MINISTER CANAVAN: Well look absolutely. I know they're working through a process right now, but I've always been opposed to state-wide, territory-wide moratoria on gas development. Obviously, you should look at these things on a case by case basis. There may be some areas which are too sensitive to do fracking or gas development, but I think for an area the size of the Territory to ban it across the whole jurisdiction is unwise. And there are huge opportunities in the Territory. You have an enormous resource that could be equivalent and similar to what we are seeing in the United States and see what that's doing to their manufacturing sector. That's what I'm passionate about. If we can develop that gas, you can make good money out of it, but you can also help spur lower energy prices in the Territory, more businesses, more manufacturing, and more jobs, more high paying jobs for Territorians.
ADAM STEER: You’re on ABC Radio Darwin, Adam Steer with you. You’re also hearing from the Minister for Resources and Northern Australia, Senator Matt Canavan. Is the criteria too strict, Senator, for the [NAIF] fund, because each project needs to be $100 million to qualify, doesn’t it? And only half of that comes from the…

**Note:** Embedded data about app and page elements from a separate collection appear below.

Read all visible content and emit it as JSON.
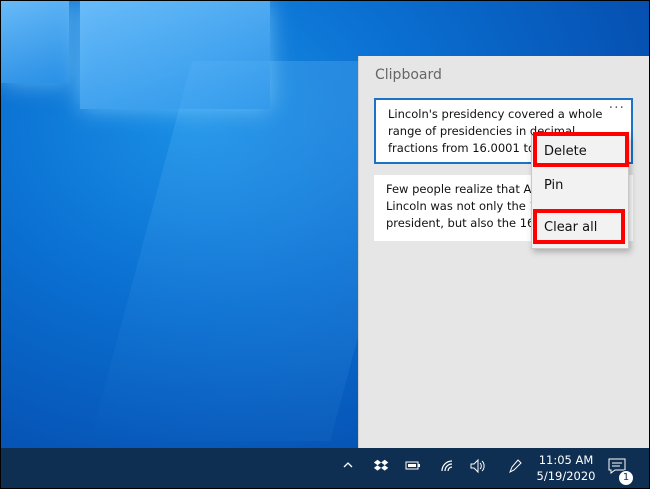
{
  "clipboard": {
    "title": "Clipboard",
    "items": [
      {
        "text": "Lincoln's presidency covered a whole\nrange of presidencies in decimal\nfractions from 16.0001 to 16",
        "more_label": "···"
      },
      {
        "text": "Few people realize that Abr\nLincoln was not only the 16\npresident, but also the 16.5"
      }
    ]
  },
  "context_menu": {
    "items": [
      "Delete",
      "Pin",
      "Clear all"
    ]
  },
  "taskbar": {
    "time": "11:05 AM",
    "date": "5/19/2020",
    "notification_count": "1",
    "icons": [
      "chevron-up-icon",
      "dropbox-icon",
      "battery-icon",
      "wifi-icon",
      "volume-icon",
      "pen-icon",
      "action-center-icon"
    ]
  },
  "colors": {
    "highlight": "#ff0000",
    "selection_border": "#1a73c7",
    "taskbar": "#0f2f52"
  }
}
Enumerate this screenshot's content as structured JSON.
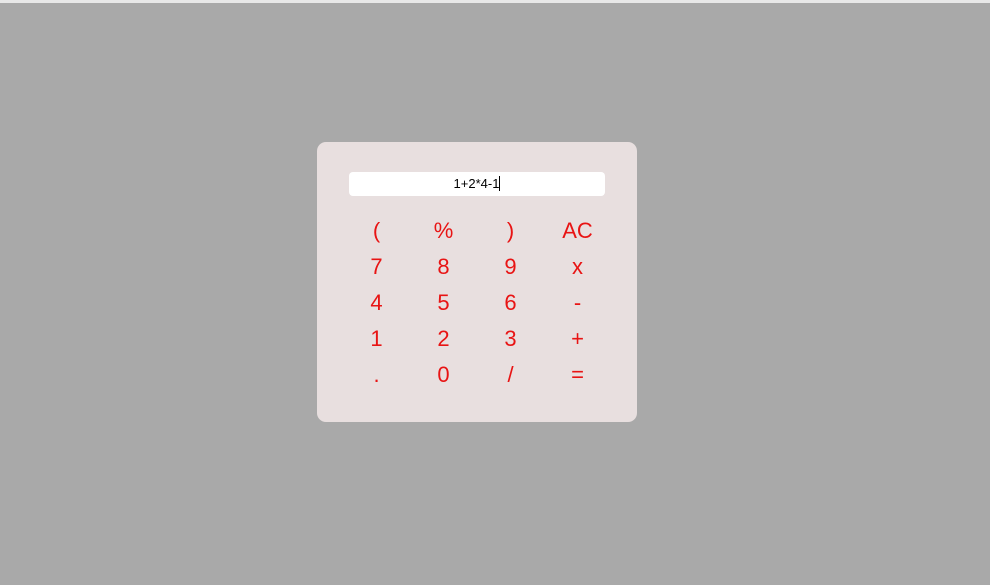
{
  "display": {
    "value": "1+2*4-1"
  },
  "keys": [
    "(",
    "%",
    ")",
    "AC",
    "7",
    "8",
    "9",
    "x",
    "4",
    "5",
    "6",
    "-",
    "1",
    "2",
    "3",
    "+",
    ".",
    "0",
    "/",
    "="
  ],
  "colors": {
    "background": "#a9a9a9",
    "card": "#e8dfdf",
    "key_text": "#e81414"
  }
}
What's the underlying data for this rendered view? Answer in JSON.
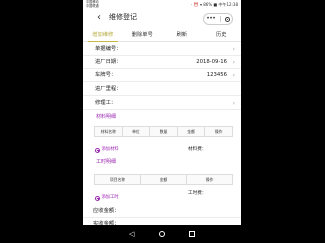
{
  "status_bar": {
    "carrier": "中国移动\n中国联通",
    "right": "· ⏰ ▾ 86% ■ 中午12:38"
  },
  "nav": {
    "title": "维修登记"
  },
  "tabs": [
    {
      "label": "增加维修",
      "active": true
    },
    {
      "label": "删除单号",
      "active": false
    },
    {
      "label": "刷新",
      "active": false
    },
    {
      "label": "历史",
      "active": false
    }
  ],
  "form": {
    "order_no_label": "单据编号：",
    "date_label": "进厂日期：",
    "date_value": "2018-09-16",
    "plate_label": "车牌号：",
    "plate_value": "123456",
    "mileage_label": "进厂里程：",
    "repairer_label": "修理工："
  },
  "materials": {
    "section_title": "材料明细",
    "headers": [
      "材料名称",
      "单位",
      "数量",
      "金额",
      "操作"
    ],
    "add_label": "添加材料",
    "fee_label": "材料费："
  },
  "labor": {
    "section_title": "工时明细",
    "headers": [
      "项目名称",
      "金额",
      "操作"
    ],
    "add_label": "添加工时",
    "fee_label": "工时费："
  },
  "totals": {
    "receivable_label": "应收金额：",
    "received_label": "实收金额："
  }
}
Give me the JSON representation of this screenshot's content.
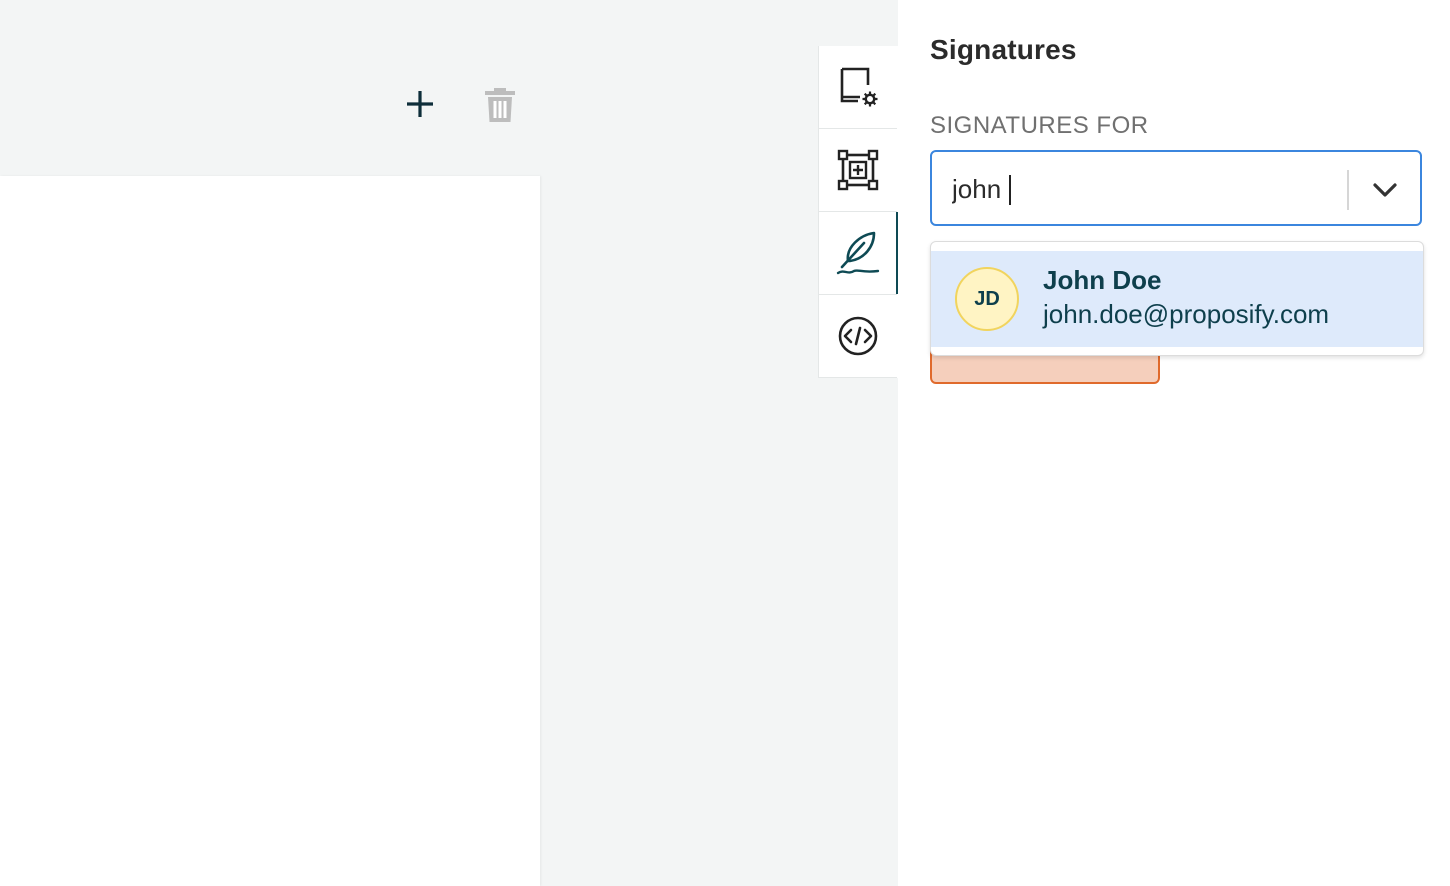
{
  "canvas": {
    "toolbar": {
      "add_icon": "plus-icon",
      "delete_icon": "trash-icon"
    }
  },
  "rail": {
    "items": [
      {
        "name": "page-settings",
        "icon": "page-settings-icon",
        "active": false
      },
      {
        "name": "add-block",
        "icon": "add-block-icon",
        "active": false
      },
      {
        "name": "signatures",
        "icon": "feather-pen-icon",
        "active": true
      },
      {
        "name": "code",
        "icon": "code-icon",
        "active": false
      }
    ],
    "active_color": "#0e4a54"
  },
  "panel": {
    "title": "Signatures",
    "section_label": "SIGNATURES FOR",
    "select": {
      "value": "john",
      "border_color": "#3b86de"
    },
    "dropdown": {
      "options": [
        {
          "initials": "JD",
          "name": "John Doe",
          "email": "john.doe@proposify.com",
          "highlighted": true
        }
      ]
    }
  }
}
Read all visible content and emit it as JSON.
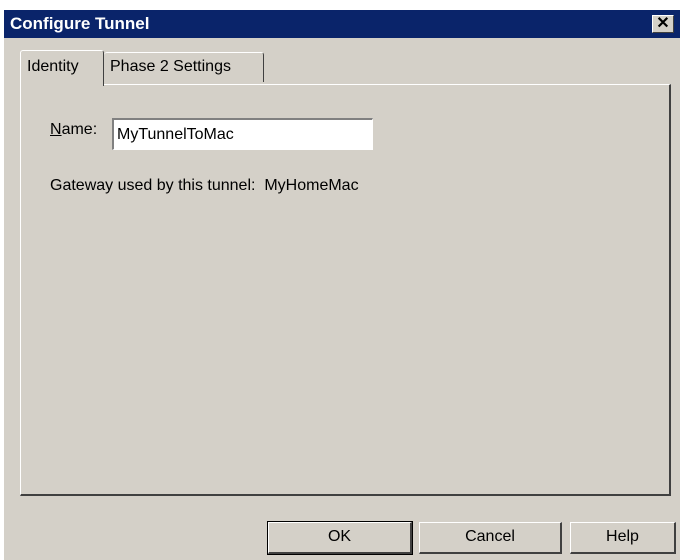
{
  "window": {
    "title": "Configure Tunnel",
    "close_label": "✕"
  },
  "tabs": [
    {
      "label": "Identity",
      "selected": true
    },
    {
      "label": "Phase 2 Settings",
      "selected": false
    }
  ],
  "identity": {
    "name_label_mnemonic": "N",
    "name_label_rest": "ame:",
    "name_value": "MyTunnelToMac",
    "gateway_text": "Gateway used by this tunnel:  MyHomeMac"
  },
  "buttons": {
    "ok": "OK",
    "cancel": "Cancel",
    "help": "Help"
  },
  "colors": {
    "titlebar": "#0a246a",
    "dialog_face": "#d4d0c8"
  }
}
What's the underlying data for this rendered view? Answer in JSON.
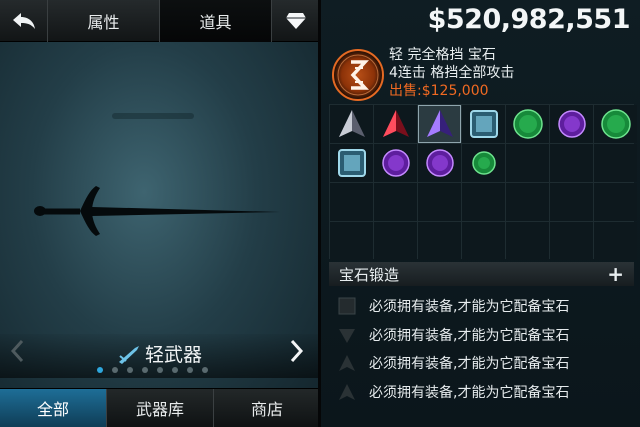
{
  "left": {
    "tabs": {
      "attributes": "属性",
      "items": "道具"
    },
    "weapon_category": "轻武器",
    "page_count": 8,
    "active_page": 0,
    "bottom_tabs": [
      "全部",
      "武器库",
      "商店"
    ]
  },
  "right": {
    "money": "$520,982,551",
    "selected": {
      "line1": "轻 完全格挡 宝石",
      "line2": "4连击 格挡全部攻击",
      "sale": "出售:$125,000"
    },
    "gems_row1": [
      "gray-triangle",
      "red-triangle",
      "purple-triangle",
      "blue-square",
      "green-round",
      "purple-round",
      "green-round"
    ],
    "gems_row2": [
      "blue-square",
      "purple-round",
      "purple-round",
      "green-round-small"
    ],
    "forge_label": "宝石锻造",
    "slots": [
      {
        "shape": "square",
        "text": "必须拥有装备,才能为它配备宝石"
      },
      {
        "shape": "down-triangle",
        "text": "必须拥有装备,才能为它配备宝石"
      },
      {
        "shape": "up-triangle",
        "text": "必须拥有装备,才能为它配备宝石"
      },
      {
        "shape": "up-triangle",
        "text": "必须拥有装备,才能为它配备宝石"
      }
    ]
  },
  "colors": {
    "accent": "#2ea7dd",
    "sale": "#f06a22",
    "active_tab": "#1e6e97"
  }
}
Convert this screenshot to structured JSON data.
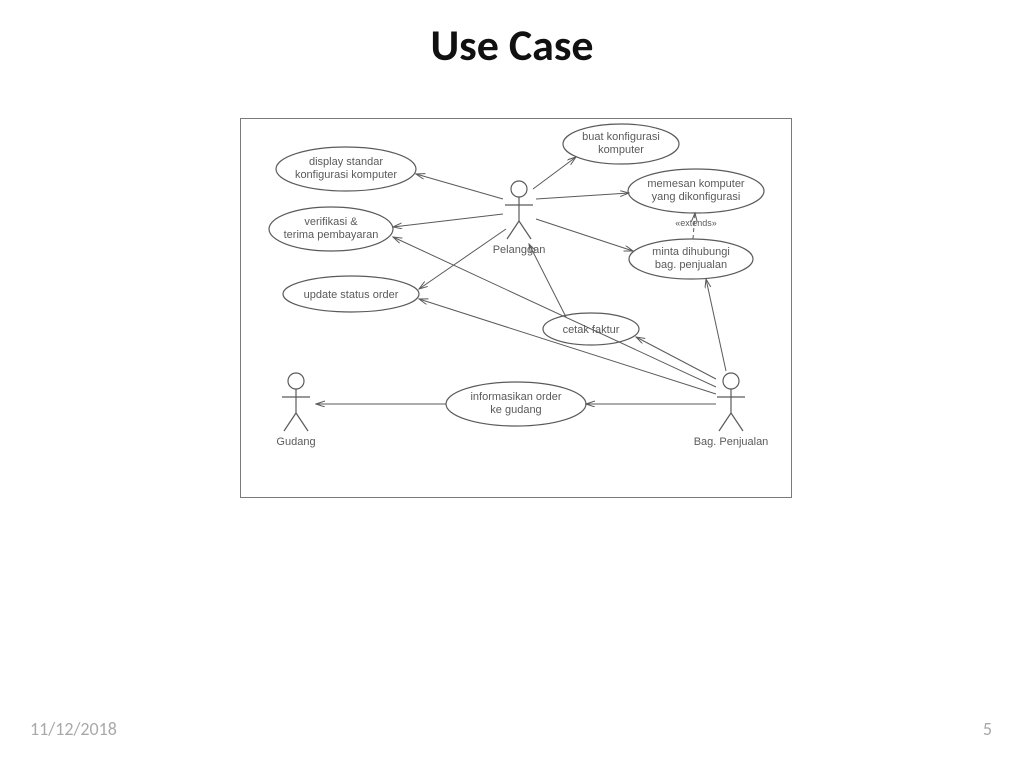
{
  "slide": {
    "title": "Use Case",
    "date": "11/12/2018",
    "page": "5"
  },
  "diagram": {
    "actors": {
      "pelanggan": "Pelanggan",
      "gudang": "Gudang",
      "penjualan": "Bag. Penjualan"
    },
    "usecases": {
      "uc1": {
        "line1": "display standar",
        "line2": "konfigurasi komputer"
      },
      "uc2": {
        "line1": "verifikasi &",
        "line2": "terima pembayaran"
      },
      "uc3": {
        "line1": "update status order"
      },
      "uc4": {
        "line1": "buat konfigurasi",
        "line2": "komputer"
      },
      "uc5": {
        "line1": "memesan komputer",
        "line2": "yang dikonfigurasi"
      },
      "uc6": {
        "line1": "minta dihubungi",
        "line2": "bag. penjualan"
      },
      "uc7": {
        "line1": "cetak faktur"
      },
      "uc8": {
        "line1": "informasikan order",
        "line2": "ke gudang"
      }
    },
    "extend_stereotype": "«extends»"
  }
}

MINISTER CANAVAN: I'll just clarify that. What we've said is that we would like to make loans of more than $50 million and because we're 50 percent or up to 50 percent of a project, that's where you get that $100 million figure. But it's not a mandatory criteria. When we established the NAIF, it was an indication to the market of the size of things we're looking at, so we don't get a flood of applications of two or three million dollars. I think at that level, there are other grant programs that the Commonwealth Government has in place to help smaller projects, like the Building Better Regions Fund. So, there are some projects I know of at the moment being considered that are below that $50 million threshold. It was not a mandatory criteria. It was just something to indicate to the market what we're looking for.
ADAM STEER: Chief Minister Michael Gunner says the definition of what is classed as infrastructure is too narrow. Do you agree with him?
MINISTER CANAVAN: Well look I'm always happy to take suggestions. When we established the Northern Australia Infrastructure Facility, the legislation and the mandate went out to both Parliamentary Committees and to the State and Territory Governments. They all had a say. And some changes were made in feedback on that. So, look, the legislation itself is kind of set, but it's very broad. The mandate we've given the NAIF can be changed, and I'm always open to suggestions to make it work better. But as I say there are a number of projects that are well advanced and I'm very focused on getting results and infrastructure built.
ADAM STEER: Will you be announcing any of those projects tomorrow, Senator, when you come to the Territory?
MINISTER CANAVAN: Well no I won't be. It’s also the case that we've set up an independent body and it's not for me to direct it to do anything in particular. It should be run on a commercial basis. We've got an expert board there, including Mr Barry Coulter who is on it from the Northern Territory. I know they've got extensive experience in infrastructure finance and development and they should be left to do their job.
ADAM STEER: So you can’t give us any indication at this stage, what those projects are?
MINISTER CANAVAN: No those have generally been kept in commercial in confidence. I know some others have revealed themselves, their application interest. You mentioned the Adani Carmichael mine, there's the Seafarms project as well that's spoken publicly about its interests. So, they are obviously in discussions with the NAIF but generally speaking, these matters are best I think dealt with in commercial in confidence, until there's a decision. Obviously once any decision is made by Government, that will be revealed and we are accountable to the Parliament and to the public.
ADAM STEER: Senator, good to talk to you today.
MINISTER CANAVAN: Thanks mate have a good day.